A foreboding film
That evening Curtis reportedly watched the Werner Herzog film Stroszek. The movie documents the tale of an aspiring German musician hoping for a better life in Wisconsin.
The musician eventually moves to America, only to end up committing suicide after he is betrayed by his girlfriend. With Curtis fearing his own impending tour to America, there is a dark symmetry to this tale.
A looming tour
Ian Curtis and his Joy Division bandmates go shopping for new stage clothes ahead of their American tour which they are set to embark upon on May 20th. Little has been made of the fact that a few months earlier Curtis attempted to commit suicide by pills.

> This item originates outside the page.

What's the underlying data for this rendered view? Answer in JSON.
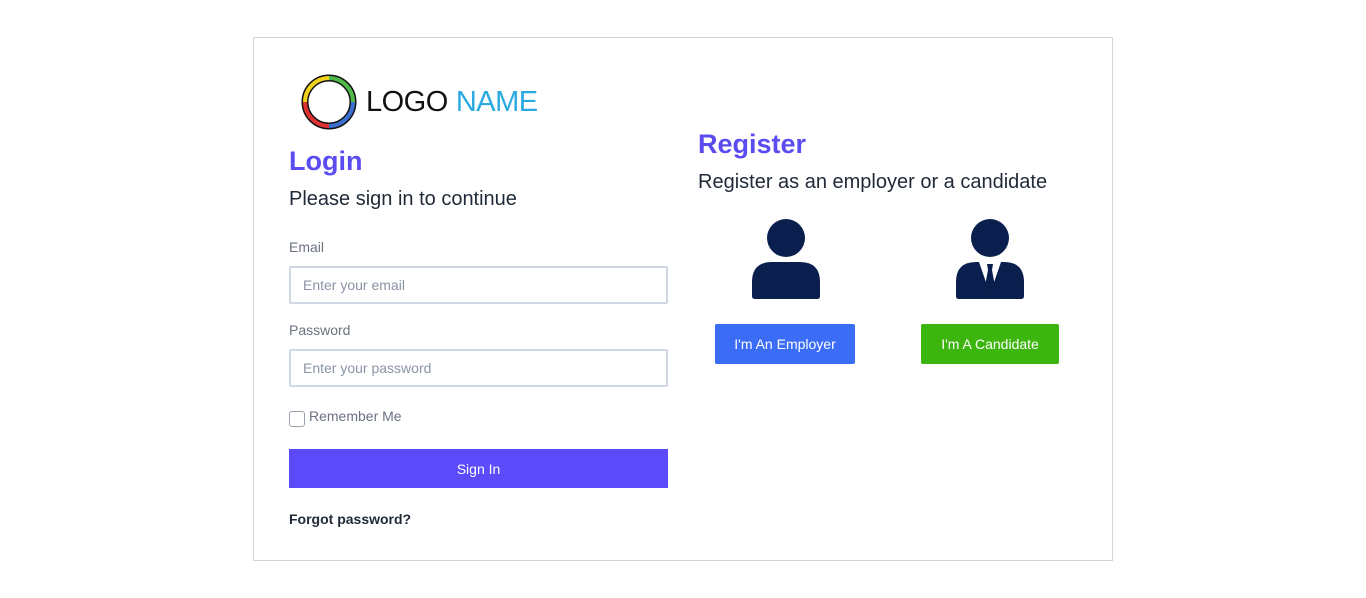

As Bernard Sumner recalls walking through a graveyard and telling his friend that he doesn’t want to end up just a headstone, and Curtis replying, “’Right, yeah, right’. No connection in his response.”

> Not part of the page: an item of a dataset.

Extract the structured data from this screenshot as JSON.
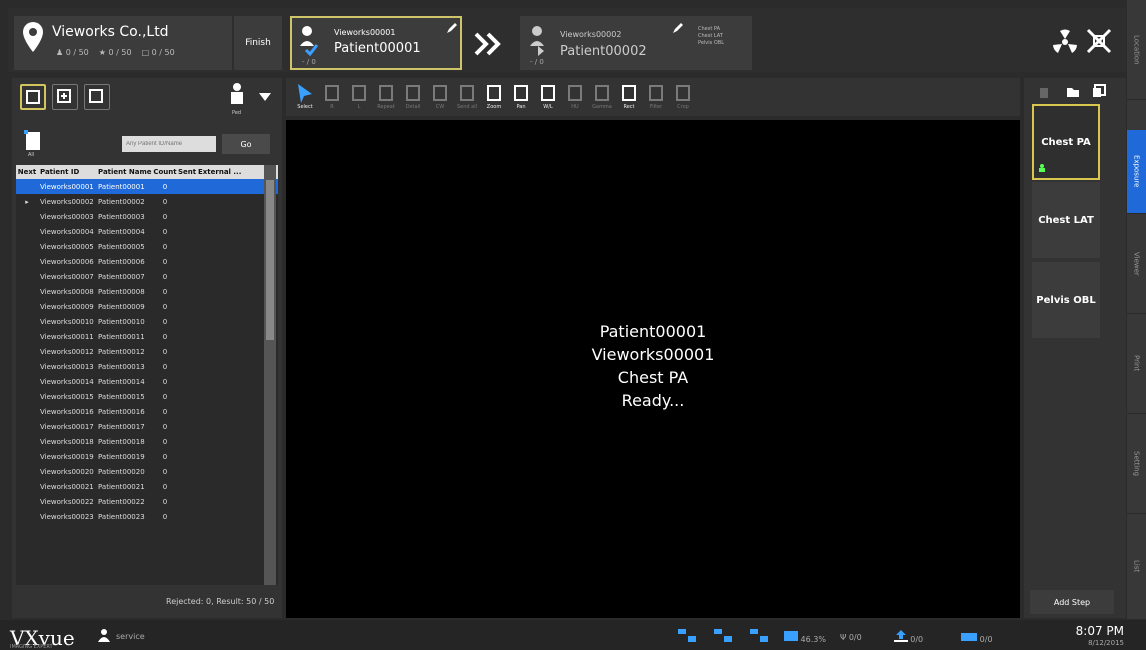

An intoxicating lifestyle
Thereafter Curtis begins drinking coffee and spirits. High levels of caffeine and whisky would be found in his body when ab autopsy was later conducted.
Both substances were not great for his condition and medication. It is a tragic contrast that the manic life of rock ‘n’ roll that ran contrary to the medical advice that he had received.
The last record
Curtis proceeds to listen to Iggy Pop’s The Idiot. On that record is the song ‘Tiny Girl’, a track that starts with the line, ‘Well the day begins, you don’t want to live, cause you can’t believe in the one you’re with.’”
The album is also inspired by Fyodor Dostoyevsky’s book of the same name about an epileptic Prince whose goodhearted nature leads to mockery in a cruel and unforgiving world which eventually drives him mad.
The tragic end
Curtis removes his wedding photos and pictures of his daughter from the walls and lays them out before him as he constructs a note.
The note apparently speaks of his love for Deborah despite his recent behaviours. She later finds this note and Curtis hanging from the kitchen washing line.
The story of Ian Curtis is a tragic tale that illuminates the need for greater transparency when it comes to our approach to mental health. Much like Herzog the darkness of Joy Division’s work speaks of the battle to see the lightness in things. Although Curtis’ life met with a saddening fate, his art has helped plenty of others to overcome darker times and in songs like ‘Atmosphere’, he managed to transfigure his pain into something hymnally beautiful.
As his bandmates have subsequently stated, we must be more mindful of others, be considerate of the pressures they are facing and alleviate them where possible. This is as prescient as ever, and fortunately, charities like CALM are there to help those in need.
You can find out more about their work by clicking here.